And here is Cook O’A Food Obsession with his St.Patrick’s Day Spread…stpats 029

Beannachtaí na Féile Pádraig oraibh!   Gaelic for…St. Patrick’s Day Blessing On You!!


004  While  the dregs of the Winter are in full force please do not think this is a recipe that is limited to any particular season. It’s great for any season but ESPECIALLY when the cold has hung around for months now and Spring is just around the corner.   Florida’s citrus crop is in season and what better way to celebrate than to have those flavors enhance your meals??  There’s a hint of sweet, some spice, some aromatics..the whole thing works in this vinaigrette..btw…the word for a salad dressing in French is VINAIGRETTE…not VINEGARETTE or VINEGRETTE.  A VINAIGRETTE may or may not contain Dijon Mustard, but it will always contain an OIL and VINEGAR.  Good OliveOil is a wonderful flavor in a Vinaigrette, I know, I know..there’s that tasteless neutral oil known as Salad Oil.  Not going to preach, but those oils just aren’t the best due to how they are processed.  I like flavor.  I like the flavor of an Olive Oil and for this dressing I used a Spanish Extra Virgin Olive Oil.  Above all use a good quality oil,you want that taste and the vinegar should also be of good quality. Put down the Balsamic, it’s a horrible choice for this salad.  I went with a Rice Wine Vinegar. Oils and Vinegars of different types should occupy space in your pantry. Nut based oils are wonderful too but they just turn rancid before you would probably finish using the bottle.  This post is really about the dressing and not the salad however it was a mix of chopped Romaine,torn Baby Spinach, Clementine Segments and ripe Strawberries. They are currently in my local markets, seasonal fruits from Florida, how could I not use them this week??  This recipe will make you a cup of the Vinaigrette.

MAKES:  1 CUP                             TIME: 10 minutes plus 1 hour sitting time

note: Make a vinaigrette AT LEAST one hour before serving and do not refrigerate.  Room temperature and sitting time create the flavors.

  • 2 TABLESPOONS finely minced RED ONION
  • 1TSP COARSE DIJON MUSTARD or REGULAR DIJON if Coarse is unavailable
  • 1/2 TSP FINELY MINCED FRESH ROSEMARY (if all you have is dried, FORGET THE ROSEMARY, and use Fresh Thyme)
  • 3/4 CUP SPANISH EXTRA VIRGIN OLIVE OIL (i happen to love the flavor of the Spanish for this, feel free to use any other ExtraVirgin OliveOil
  • 1 dash of TABASCO SAUCE

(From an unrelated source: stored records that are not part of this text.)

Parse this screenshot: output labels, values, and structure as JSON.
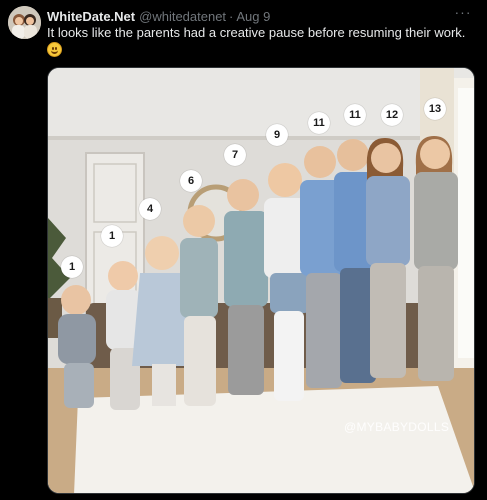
{
  "tweet": {
    "display_name": "WhiteDate.Net",
    "handle": "@whitedatenet",
    "separator": "·",
    "timestamp": "Aug 9",
    "more_icon": "more-horizontal-icon",
    "text": "It looks like the parents had a creative pause before resuming their work.",
    "emoji": "smiling-face-emoji"
  },
  "photo": {
    "watermark": "@MYBABYDOLLS",
    "number_labels": [
      "1",
      "1",
      "4",
      "6",
      "7",
      "9",
      "11",
      "11",
      "12",
      "13"
    ]
  },
  "colors": {
    "background": "#000000",
    "primary_text": "#e7e9ea",
    "secondary_text": "#71767b"
  }
}
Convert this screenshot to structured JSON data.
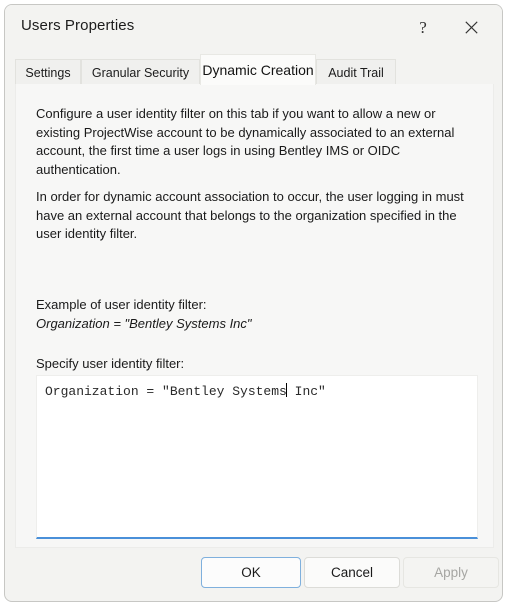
{
  "window": {
    "title": "Users Properties",
    "help_icon": "question-mark-icon",
    "close_icon": "close-icon",
    "accent_color": "#4a90d9"
  },
  "tabs": [
    {
      "label": "Settings",
      "active": false
    },
    {
      "label": "Granular Security",
      "active": false
    },
    {
      "label": "Dynamic Creation",
      "active": true
    },
    {
      "label": "Audit Trail",
      "active": false
    }
  ],
  "content": {
    "paragraph1": "Configure a user identity filter on this tab if you want to allow a new or existing ProjectWise account to be dynamically associated to an external account, the first time a user logs in using Bentley IMS or OIDC authentication.",
    "paragraph2": "In order for dynamic account association to occur, the user logging in must have an external account that belongs to the organization specified in the user identity filter.",
    "example_label": "Example of user identity filter:",
    "example_value": "Organization = \"Bentley Systems Inc\"",
    "specify_label": "Specify user identity filter:",
    "filter_input": {
      "value_before_caret": "Organization = \"Bentley Systems",
      "value_after_caret": " Inc\"",
      "full_value": "Organization = \"Bentley Systems Inc\""
    }
  },
  "footer": {
    "ok_label": "OK",
    "cancel_label": "Cancel",
    "apply_label": "Apply",
    "apply_enabled": false
  }
}
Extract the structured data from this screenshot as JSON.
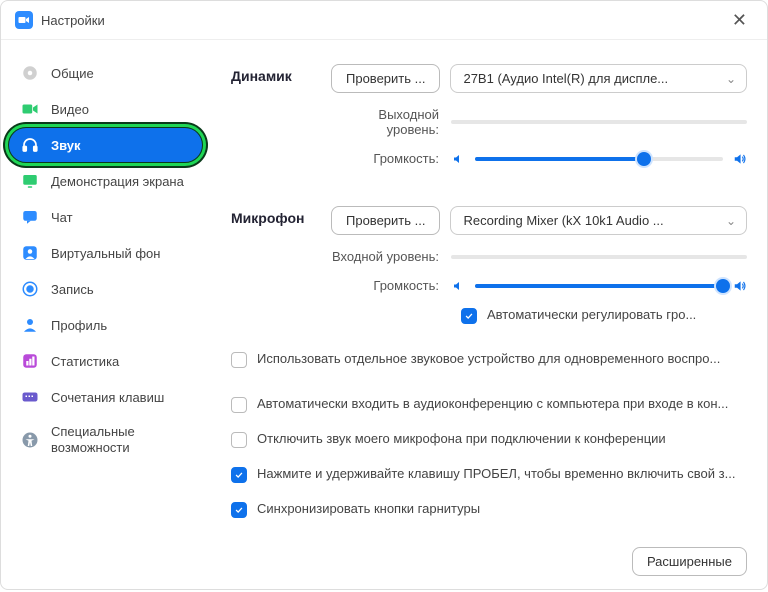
{
  "window": {
    "title": "Настройки"
  },
  "sidebar": {
    "items": [
      {
        "label": "Общие"
      },
      {
        "label": "Видео"
      },
      {
        "label": "Звук"
      },
      {
        "label": "Демонстрация экрана"
      },
      {
        "label": "Чат"
      },
      {
        "label": "Виртуальный фон"
      },
      {
        "label": "Запись"
      },
      {
        "label": "Профиль"
      },
      {
        "label": "Статистика"
      },
      {
        "label": "Сочетания клавиш"
      },
      {
        "label": "Специальные возможности"
      }
    ],
    "selected_index": 2
  },
  "speaker": {
    "title": "Динамик",
    "test_button": "Проверить ...",
    "device": "27B1 (Аудио Intel(R) для диспле...",
    "output_level_label": "Выходной уровень:",
    "volume_label": "Громкость:",
    "volume_percent": 68
  },
  "mic": {
    "title": "Микрофон",
    "test_button": "Проверить ...",
    "device": "Recording Mixer (kX 10k1 Audio ...",
    "input_level_label": "Входной уровень:",
    "volume_label": "Громкость:",
    "volume_percent": 100,
    "auto_gain_label": "Автоматически регулировать гро...",
    "auto_gain_checked": true
  },
  "options": {
    "separate_device": {
      "label": "Использовать отдельное звуковое устройство для одновременного воспро...",
      "checked": false
    },
    "auto_join_audio": {
      "label": "Автоматически входить в аудиоконференцию с компьютера при входе в кон...",
      "checked": false
    },
    "mute_on_join": {
      "label": "Отключить звук моего микрофона при подключении к конференции",
      "checked": false
    },
    "push_to_talk": {
      "label": "Нажмите и удерживайте клавишу ПРОБЕЛ, чтобы временно включить свой з...",
      "checked": true
    },
    "sync_headset": {
      "label": "Синхронизировать кнопки гарнитуры",
      "checked": true
    }
  },
  "footer": {
    "advanced_button": "Расширенные"
  }
}
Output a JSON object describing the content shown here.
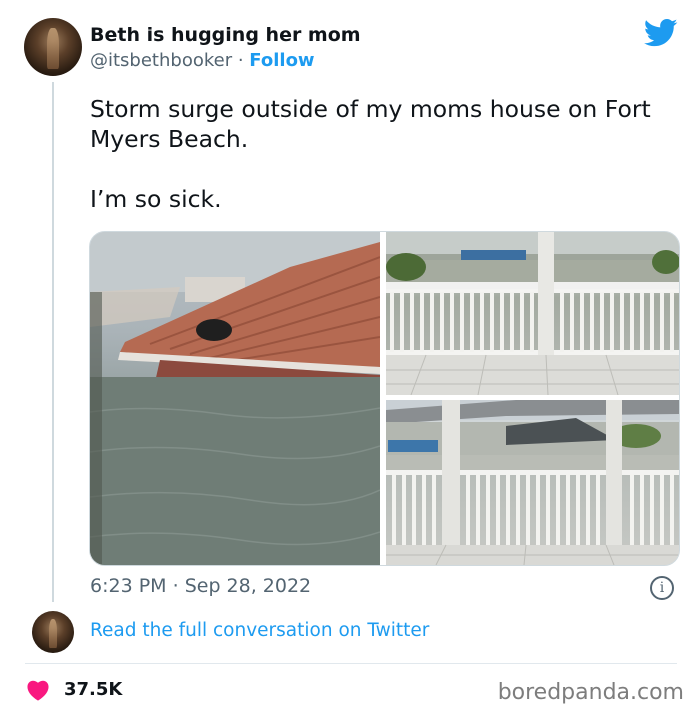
{
  "tweet": {
    "author_name": "Beth is hugging her mom",
    "author_handle": "@itsbethbooker",
    "handle_separator": " · ",
    "follow_label": "Follow",
    "text_line1": "Storm surge outside of my moms house on Fort Myers Beach.",
    "text_line2": "I’m so sick.",
    "time": "6:23 PM",
    "date_separator": " · ",
    "date": "Sep 28, 2022",
    "info_glyph": "i",
    "read_more": "Read the full conversation on Twitter",
    "likes": "37.5K"
  },
  "watermark": "boredpanda.com",
  "colors": {
    "accent": "#1d9bf0",
    "heart": "#f91880",
    "secondary_text": "#536471"
  },
  "icons": [
    "twitter-bird-icon",
    "info-icon",
    "heart-icon"
  ]
}
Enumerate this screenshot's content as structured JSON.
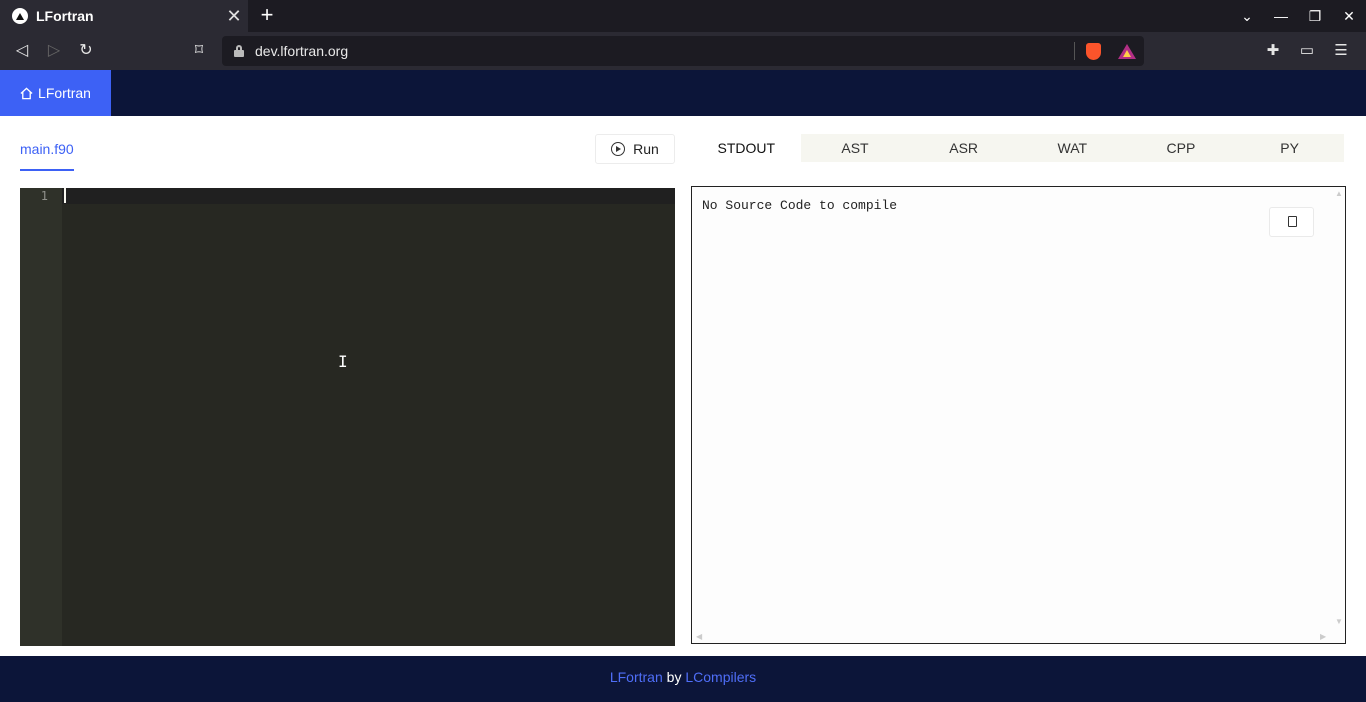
{
  "browser": {
    "tab_title": "LFortran",
    "tab_close": "✕",
    "new_tab": "+",
    "url": "dev.lfortran.org",
    "window_controls": {
      "minimize": "—",
      "restore": "❐",
      "close": "✕"
    },
    "icons": [
      "back-icon",
      "forward-icon",
      "reload-icon",
      "bookmark-icon",
      "lock-icon",
      "brave-shields-icon",
      "brave-rewards-icon",
      "extensions-icon",
      "wallet-icon",
      "menu-icon"
    ]
  },
  "header": {
    "home_label": "LFortran"
  },
  "editor": {
    "file_tab": "main.f90",
    "run_label": "Run",
    "line_numbers": [
      "1"
    ]
  },
  "output": {
    "tabs": [
      "STDOUT",
      "AST",
      "ASR",
      "WAT",
      "CPP",
      "PY"
    ],
    "active_tab": "STDOUT",
    "text": "No Source Code to compile"
  },
  "footer": {
    "project": "LFortran",
    "by": "by",
    "org": "LCompilers"
  },
  "colors": {
    "accent": "#3d61f5",
    "header_bg": "#0c1539",
    "editor_bg": "#272822"
  }
}
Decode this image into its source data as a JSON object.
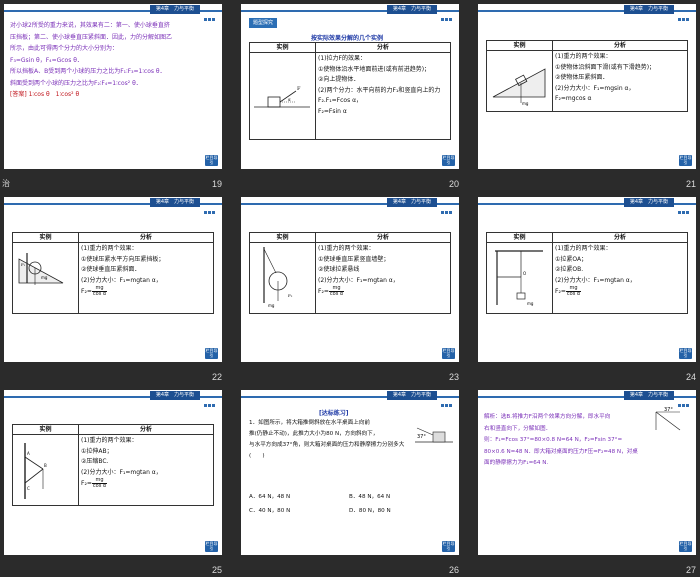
{
  "header_tab": "第4章　力与平衡",
  "footer_button": "栏目导引",
  "side_tag": "治",
  "col_example": "实例",
  "col_analysis": "分析",
  "slide19": {
    "page": "19",
    "lines": [
      "对小球2所受的重力来说，其效果有二：第一、使小球垂直挤",
      "压挡板；第二、使小球垂直压紧斜面．因此，力的分解如图乙",
      "所示，由此可得两个分力的大小分别为：",
      "F₃=Gsin θ，F₄=Gcos θ．",
      "所以挡板A、B受到两个小球的压力之比为F₁∶F₃=1∶cos θ．",
      "斜面受到两个小球的压力之比为F₂∶F₄=1∶cos² θ．"
    ],
    "answer_label": "[答案]",
    "answer": "1∶cos θ　1∶cos² θ"
  },
  "slide20": {
    "page": "20",
    "banner": "题型探究",
    "title": "按实际效果分解的几个实例",
    "lines": [
      "(1)拉力F的效果：",
      "①使物体沿水平地面前进(或有前进趋势)；",
      "②向上提物体．",
      "(2)两个分力：水平向前的力F₁和竖直向上的力",
      "F₂.F₁=Fcos α，",
      "F₂=Fsin α"
    ]
  },
  "slide21": {
    "page": "21",
    "lines": [
      "(1)重力的两个效果：",
      "①使物体沿斜面下滑(或有下滑趋势)；",
      "②使物体压紧斜面．",
      "(2)分力大小：F₁=mgsin α，",
      "F₂=mgcos α"
    ]
  },
  "slide22": {
    "page": "22",
    "lines": [
      "(1)重力的两个效果：",
      "①使球压紧水平方向压紧挡板；",
      "②使球垂直压紧斜面．",
      "(2)分力大小：F₁=mgtan α，"
    ],
    "f2_prefix": "F₂=",
    "f2_num": "mg",
    "f2_den": "cos α"
  },
  "slide23": {
    "page": "23",
    "lines": [
      "(1)重力的两个效果：",
      "①使球垂直压紧竖直墙壁；",
      "②使球拉紧悬线",
      "(2)分力大小：F₁=mgtan α，"
    ],
    "f2_prefix": "F₂=",
    "f2_num": "mg",
    "f2_den": "cos α"
  },
  "slide24": {
    "page": "24",
    "lines": [
      "(1)重力的两个效果：",
      "①拉紧OA；",
      "②拉紧OB.",
      "(2)分力大小：F₁=mgtan α，"
    ],
    "f2_prefix": "F₂=",
    "f2_num": "mg",
    "f2_den": "cos α"
  },
  "slide25": {
    "page": "25",
    "lines": [
      "(1)重力的两个效果：",
      "①拉伸AB；",
      "②压缩BC.",
      "(2)分力大小：F₁=mgtan α，"
    ],
    "f2_prefix": "F₂=",
    "f2_num": "mg",
    "f2_den": "cos α"
  },
  "slide26": {
    "page": "26",
    "heading": "[达标练习]",
    "lines": [
      "1．如图所示，将大箱推倒斜放在水平桌面上向前",
      "推(仍静止不动)，此推力大小为80 N，方向斜向下，",
      "与水平方向成37°角，则大箱对桌面的压力和静摩擦力分别多大",
      "(　　)"
    ],
    "options": [
      "A．64 N，48 N",
      "B．48 N，64 N",
      "C．40 N，80 N",
      "D．80 N，80 N"
    ],
    "fig_label": "37°"
  },
  "slide27": {
    "page": "27",
    "lines": [
      "解析：选B.将推力F沿两个效果方向分解，即水平向",
      "右和竖直向下，分解如图．",
      "则：F₁=Fcos 37°=80×0.8 N=64 N，F₂=Fsin 37°=",
      "80×0.6 N=48 N．即大箱对桌面的压力F压=F₂=48 N，对桌",
      "面的静摩擦力为F₁=64 N."
    ],
    "fig_label": "37°"
  }
}
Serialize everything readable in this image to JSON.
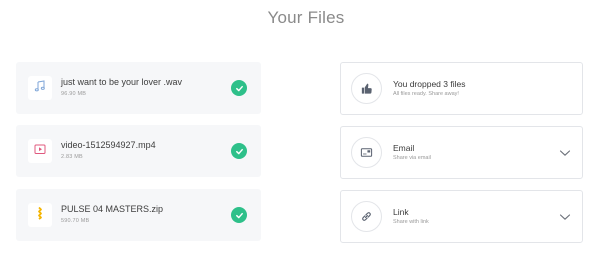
{
  "page": {
    "title": "Your Files"
  },
  "files": [
    {
      "name": "just want to be your lover .wav",
      "size": "96.90 MB",
      "icon": "music-note-icon",
      "status": "done"
    },
    {
      "name": "video-1512594927.mp4",
      "size": "2.83 MB",
      "icon": "video-file-icon",
      "status": "done"
    },
    {
      "name": "PULSE 04 MASTERS.zip",
      "size": "590.70 MB",
      "icon": "zip-file-icon",
      "status": "done"
    }
  ],
  "actions": [
    {
      "title": "You dropped 3 files",
      "subtitle": "All files ready. Share away!",
      "icon": "thumbs-up-icon",
      "expandable": false
    },
    {
      "title": "Email",
      "subtitle": "Share via email",
      "icon": "email-icon",
      "expandable": true
    },
    {
      "title": "Link",
      "subtitle": "Share with link",
      "icon": "link-icon",
      "expandable": true
    }
  ],
  "colors": {
    "accent_green": "#2ec08a",
    "music_icon": "#7fa6d8",
    "video_icon": "#e0587e",
    "zip_icon": "#f4b400",
    "icon_dark": "#5a6270"
  }
}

Blend everything except the Olive Oil..When all blended in a steady stream whisk in the Olive Oil till the mixture is creamy.  Let sit for at least one hour, preferably 3 hours…rewhisk, then use on the salad of your choice.  Certainly, if you are not using it the same day you’ve made it, tightly cover it and refrigerate. This will keep fresh for up to 5 days in the fridge.


To make this “vegan-Friendly” omit the Honey and use Agave Nectar,I like the dark Agave better, more flavor.